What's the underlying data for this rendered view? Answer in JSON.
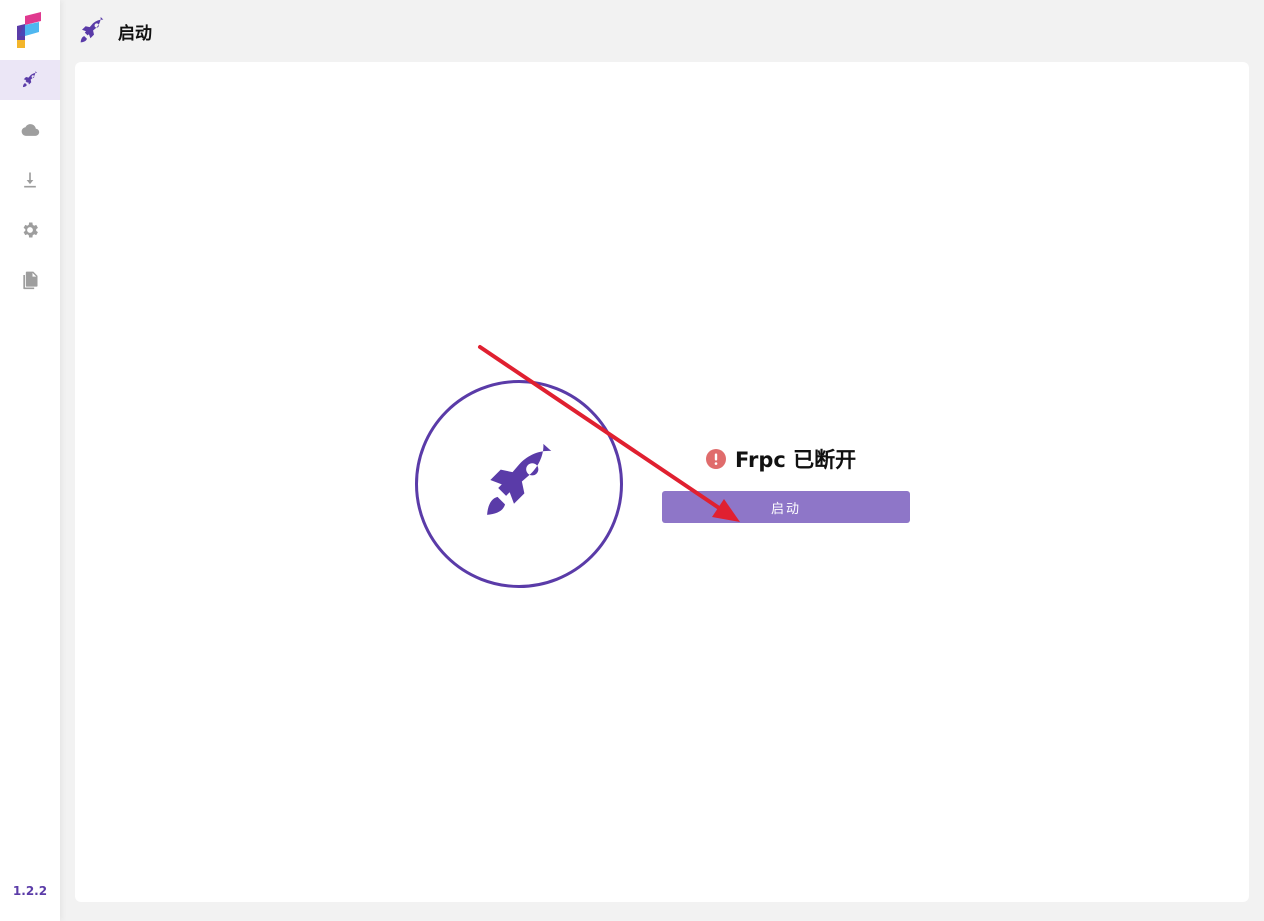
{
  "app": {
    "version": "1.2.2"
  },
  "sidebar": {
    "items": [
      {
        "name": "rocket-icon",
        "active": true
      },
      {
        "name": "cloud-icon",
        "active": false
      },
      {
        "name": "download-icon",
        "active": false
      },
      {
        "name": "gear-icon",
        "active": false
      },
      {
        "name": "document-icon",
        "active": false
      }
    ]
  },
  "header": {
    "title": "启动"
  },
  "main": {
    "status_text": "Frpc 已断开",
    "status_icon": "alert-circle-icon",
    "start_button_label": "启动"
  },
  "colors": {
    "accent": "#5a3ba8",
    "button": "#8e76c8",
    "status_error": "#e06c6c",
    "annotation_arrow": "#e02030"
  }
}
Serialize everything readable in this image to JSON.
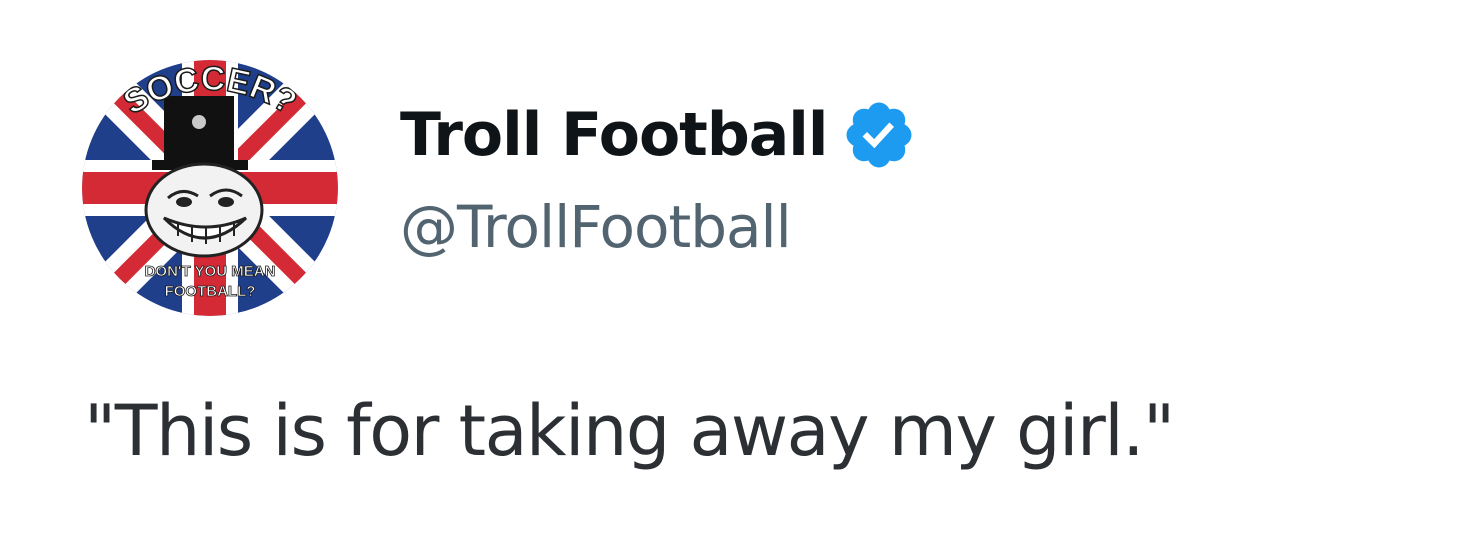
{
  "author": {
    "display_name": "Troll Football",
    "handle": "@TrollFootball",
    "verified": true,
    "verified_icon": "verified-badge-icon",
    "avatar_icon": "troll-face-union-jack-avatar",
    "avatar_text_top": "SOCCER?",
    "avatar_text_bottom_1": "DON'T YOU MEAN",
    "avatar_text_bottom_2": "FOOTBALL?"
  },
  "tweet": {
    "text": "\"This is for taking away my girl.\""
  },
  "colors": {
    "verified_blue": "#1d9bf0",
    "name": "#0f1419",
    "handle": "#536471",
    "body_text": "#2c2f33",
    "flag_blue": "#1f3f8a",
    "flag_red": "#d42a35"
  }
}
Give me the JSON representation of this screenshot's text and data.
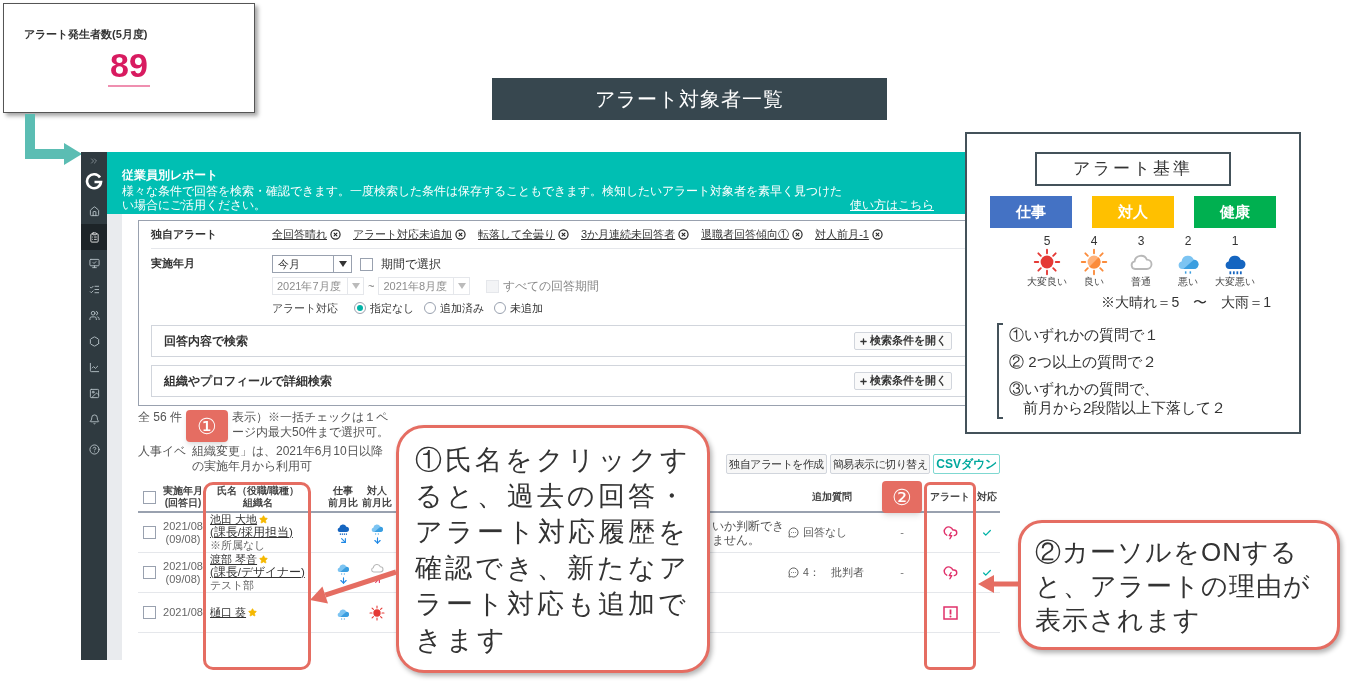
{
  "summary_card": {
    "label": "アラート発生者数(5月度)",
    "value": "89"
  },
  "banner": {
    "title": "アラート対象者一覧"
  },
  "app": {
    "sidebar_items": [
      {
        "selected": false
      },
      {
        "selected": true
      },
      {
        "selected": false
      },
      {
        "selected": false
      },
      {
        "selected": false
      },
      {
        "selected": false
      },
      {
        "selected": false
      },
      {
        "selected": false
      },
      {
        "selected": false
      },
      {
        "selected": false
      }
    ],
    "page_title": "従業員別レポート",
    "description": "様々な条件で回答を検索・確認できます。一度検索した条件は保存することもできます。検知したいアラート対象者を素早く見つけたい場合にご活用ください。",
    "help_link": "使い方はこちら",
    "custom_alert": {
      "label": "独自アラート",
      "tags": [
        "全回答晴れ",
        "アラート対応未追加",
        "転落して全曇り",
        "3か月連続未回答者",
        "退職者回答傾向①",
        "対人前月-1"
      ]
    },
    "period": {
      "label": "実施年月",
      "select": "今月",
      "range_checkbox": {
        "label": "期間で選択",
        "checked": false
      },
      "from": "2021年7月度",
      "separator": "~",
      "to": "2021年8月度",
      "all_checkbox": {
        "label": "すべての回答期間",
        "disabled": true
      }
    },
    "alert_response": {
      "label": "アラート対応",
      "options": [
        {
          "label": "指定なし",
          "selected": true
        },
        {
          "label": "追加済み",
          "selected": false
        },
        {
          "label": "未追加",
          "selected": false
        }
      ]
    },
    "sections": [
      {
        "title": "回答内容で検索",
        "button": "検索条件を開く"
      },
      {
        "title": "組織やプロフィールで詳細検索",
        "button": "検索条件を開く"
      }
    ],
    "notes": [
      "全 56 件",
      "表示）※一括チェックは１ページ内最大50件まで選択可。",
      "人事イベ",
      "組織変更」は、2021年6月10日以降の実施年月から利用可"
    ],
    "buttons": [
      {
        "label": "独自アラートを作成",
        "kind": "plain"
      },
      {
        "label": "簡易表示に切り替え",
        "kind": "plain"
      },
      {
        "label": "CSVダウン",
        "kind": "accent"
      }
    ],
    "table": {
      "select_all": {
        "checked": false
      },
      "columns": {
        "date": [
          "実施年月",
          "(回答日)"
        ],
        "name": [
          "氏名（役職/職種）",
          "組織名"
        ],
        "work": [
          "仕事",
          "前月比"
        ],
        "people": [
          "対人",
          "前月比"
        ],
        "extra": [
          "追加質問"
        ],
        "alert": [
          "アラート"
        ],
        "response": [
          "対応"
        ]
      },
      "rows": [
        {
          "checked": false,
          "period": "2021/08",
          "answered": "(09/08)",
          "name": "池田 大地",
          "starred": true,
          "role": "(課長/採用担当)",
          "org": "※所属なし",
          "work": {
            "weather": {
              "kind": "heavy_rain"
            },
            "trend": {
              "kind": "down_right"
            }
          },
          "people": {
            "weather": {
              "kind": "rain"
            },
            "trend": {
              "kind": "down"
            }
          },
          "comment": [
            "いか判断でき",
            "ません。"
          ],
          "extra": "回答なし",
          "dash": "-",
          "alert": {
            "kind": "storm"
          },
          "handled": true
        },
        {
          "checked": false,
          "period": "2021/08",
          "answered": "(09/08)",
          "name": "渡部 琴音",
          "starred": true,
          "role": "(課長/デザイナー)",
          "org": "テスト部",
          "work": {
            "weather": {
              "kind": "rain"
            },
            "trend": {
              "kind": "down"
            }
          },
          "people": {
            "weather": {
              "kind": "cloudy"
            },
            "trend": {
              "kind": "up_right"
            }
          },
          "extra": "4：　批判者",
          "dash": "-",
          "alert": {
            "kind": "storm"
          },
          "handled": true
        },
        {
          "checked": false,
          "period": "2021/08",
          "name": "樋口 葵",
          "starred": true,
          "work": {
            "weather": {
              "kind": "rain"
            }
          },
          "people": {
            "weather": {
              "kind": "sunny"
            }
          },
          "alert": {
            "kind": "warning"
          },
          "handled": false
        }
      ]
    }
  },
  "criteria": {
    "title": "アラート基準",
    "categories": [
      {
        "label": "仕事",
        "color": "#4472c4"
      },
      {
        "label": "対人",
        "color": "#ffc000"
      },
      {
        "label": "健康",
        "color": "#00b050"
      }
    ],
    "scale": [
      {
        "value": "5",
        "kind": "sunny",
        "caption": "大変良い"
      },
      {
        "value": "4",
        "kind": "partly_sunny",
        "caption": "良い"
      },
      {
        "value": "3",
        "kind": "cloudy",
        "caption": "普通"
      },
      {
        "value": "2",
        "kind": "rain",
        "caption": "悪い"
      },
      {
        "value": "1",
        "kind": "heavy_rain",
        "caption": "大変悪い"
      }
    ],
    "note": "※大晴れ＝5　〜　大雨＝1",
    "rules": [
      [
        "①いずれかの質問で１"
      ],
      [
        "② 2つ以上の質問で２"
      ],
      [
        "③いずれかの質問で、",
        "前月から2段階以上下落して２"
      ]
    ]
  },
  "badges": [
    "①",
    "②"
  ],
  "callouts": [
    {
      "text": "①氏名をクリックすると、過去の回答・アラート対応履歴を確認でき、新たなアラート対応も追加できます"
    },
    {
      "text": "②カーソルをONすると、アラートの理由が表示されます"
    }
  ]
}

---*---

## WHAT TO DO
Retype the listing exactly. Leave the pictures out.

## TASK RESULT
What's the underlying data for this rendered view? Answer in JSON.
{
  "app": {
    "version": "1.2.2"
  },
  "sidebar": {
    "items": [
      {
        "name": "rocket-icon",
        "active": true
      },
      {
        "name": "cloud-icon",
        "active": false
      },
      {
        "name": "download-icon",
        "active": false
      },
      {
        "name": "gear-icon",
        "active": false
      },
      {
        "name": "document-icon",
        "active": false
      }
    ]
  },
  "header": {
    "title": "启动"
  },
  "main": {
    "status_text": "Frpc 已断开",
    "status_icon": "alert-circle-icon",
    "start_button_label": "启动"
  },
  "colors": {
    "accent": "#5a3ba8",
    "button": "#8e76c8",
    "status_error": "#e06c6c",
    "annotation_arrow": "#e02030"
  }
}
Serialize everything readable in this image to JSON.
{
  "author": {
    "display_name": "Troll Football",
    "handle": "@TrollFootball",
    "verified": true,
    "verified_icon": "verified-badge-icon",
    "avatar_icon": "troll-face-union-jack-avatar",
    "avatar_text_top": "SOCCER?",
    "avatar_text_bottom_1": "DON'T YOU MEAN",
    "avatar_text_bottom_2": "FOOTBALL?"
  },
  "tweet": {
    "text": "\"This is for taking away my girl.\""
  },
  "colors": {
    "verified_blue": "#1d9bf0",
    "name": "#0f1419",
    "handle": "#536471",
    "body_text": "#2c2f33",
    "flag_blue": "#1f3f8a",
    "flag_red": "#d42a35"
  }
}
Give me the JSON representation of this screenshot's text and data.
{
  "summary_card": {
    "label": "アラート発生者数(5月度)",
    "value": "89"
  },
  "banner": {
    "title": "アラート対象者一覧"
  },
  "app": {
    "sidebar_items": [
      {
        "selected": false
      },
      {
        "selected": true
      },
      {
        "selected": false
      },
      {
        "selected": false
      },
      {
        "selected": false
      },
      {
        "selected": false
      },
      {
        "selected": false
      },
      {
        "selected": false
      },
      {
        "selected": false
      },
      {
        "selected": false
      }
    ],
    "page_title": "従業員別レポート",
    "description": "様々な条件で回答を検索・確認できます。一度検索した条件は保存することもできます。検知したいアラート対象者を素早く見つけたい場合にご活用ください。",
    "help_link": "使い方はこちら",
    "custom_alert": {
      "label": "独自アラート",
      "tags": [
        "全回答晴れ",
        "アラート対応未追加",
        "転落して全曇り",
        "3か月連続未回答者",
        "退職者回答傾向①",
        "対人前月-1"
      ]
    },
    "period": {
      "label": "実施年月",
      "select": "今月",
      "range_checkbox": {
        "label": "期間で選択",
        "checked": false
      },
      "from": "2021年7月度",
      "separator": "~",
      "to": "2021年8月度",
      "all_checkbox": {
        "label": "すべての回答期間",
        "disabled": true
      }
    },
    "alert_response": {
      "label": "アラート対応",
      "options": [
        {
          "label": "指定なし",
          "selected": true
        },
        {
          "label": "追加済み",
          "selected": false
        },
        {
          "label": "未追加",
          "selected": false
        }
      ]
    },
    "sections": [
      {
        "title": "回答内容で検索",
        "button": "検索条件を開く"
      },
      {
        "title": "組織やプロフィールで詳細検索",
        "button": "検索条件を開く"
      }
    ],
    "notes": [
      "全 56 件",
      "表示）※一括チェックは１ページ内最大50件まで選択可。",
      "人事イベ",
      "組織変更」は、2021年6月10日以降の実施年月から利用可"
    ],
    "buttons": [
      {
        "label": "独自アラートを作成",
        "kind": "plain"
      },
      {
        "label": "簡易表示に切り替え",
        "kind": "plain"
      },
      {
        "label": "CSVダウン",
        "kind": "accent"
      }
    ],
    "table": {
      "select_all": {
        "checked": false
      },
      "columns": {
        "date": [
          "実施年月",
          "(回答日)"
        ],
        "name": [
          "氏名（役職/職種）",
          "組織名"
        ],
        "work": [
          "仕事",
          "前月比"
        ],
        "people": [
          "対人",
          "前月比"
        ],
        "extra": [
          "追加質問"
        ],
        "alert": [
          "アラート"
        ],
        "response": [
          "対応"
        ]
      },
      "rows": [
        {
          "checked": false,
          "period": "2021/08",
          "answered": "(09/08)",
          "name": "池田 大地",
          "starred": true,
          "role": "(課長/採用担当)",
          "org": "※所属なし",
          "work": {
            "weather": {
              "kind": "heavy_rain"
            },
            "trend": {
              "kind": "down_right"
            }
          },
          "people": {
            "weather": {
              "kind": "rain"
            },
            "trend": {
              "kind": "down"
            }
          },
          "comment": [
            "いか判断でき",
            "ません。"
          ],
          "extra": "回答なし",
          "dash": "-",
          "alert": {
            "kind": "storm"
          },
          "handled": true
        },
        {
          "checked": false,
          "period": "2021/08",
          "answered": "(09/08)",
          "name": "渡部 琴音",
          "starred": true,
          "role": "(課長/デザイナー)",
          "org": "テスト部",
          "work": {
            "weather": {
              "kind": "rain"
            },
            "trend": {
              "kind": "down"
            }
          },
          "people": {
            "weather": {
              "kind": "cloudy"
            },
            "trend": {
              "kind": "up_right"
            }
          },
          "extra": "4：　批判者",
          "dash": "-",
          "alert": {
            "kind": "storm"
          },
          "handled": true
        },
        {
          "checked": false,
          "period": "2021/08",
          "name": "樋口 葵",
          "starred": true,
          "work": {
            "weather": {
              "kind": "rain"
            }
          },
          "people": {
            "weather": {
              "kind": "sunny"
            }
          },
          "alert": {
            "kind": "warning"
          },
          "handled": false
        }
      ]
    }
  },
  "criteria": {
    "title": "アラート基準",
    "categories": [
      {
        "label": "仕事",
        "color": "#4472c4"
      },
      {
        "label": "対人",
        "color": "#ffc000"
      },
      {
        "label": "健康",
        "color": "#00b050"
      }
    ],
    "scale": [
      {
        "value": "5",
        "kind": "sunny",
        "caption": "大変良い"
      },
      {
        "value": "4",
        "kind": "partly_sunny",
        "caption": "良い"
      },
      {
        "value": "3",
        "kind": "cloudy",
        "caption": "普通"
      },
      {
        "value": "2",
        "kind": "rain",
        "caption": "悪い"
      },
      {
        "value": "1",
        "kind": "heavy_rain",
        "caption": "大変悪い"
      }
    ],
    "note": "※大晴れ＝5　〜　大雨＝1",
    "rules": [
      [
        "①いずれかの質問で１"
      ],
      [
        "② 2つ以上の質問で２"
      ],
      [
        "③いずれかの質問で、",
        "前月から2段階以上下落して２"
      ]
    ]
  },
  "badges": [
    "①",
    "②"
  ],
  "callouts": [
    {
      "text": "①氏名をクリックすると、過去の回答・アラート対応履歴を確認でき、新たなアラート対応も追加できます"
    },
    {
      "text": "②カーソルをONすると、アラートの理由が表示されます"
    }
  ]
}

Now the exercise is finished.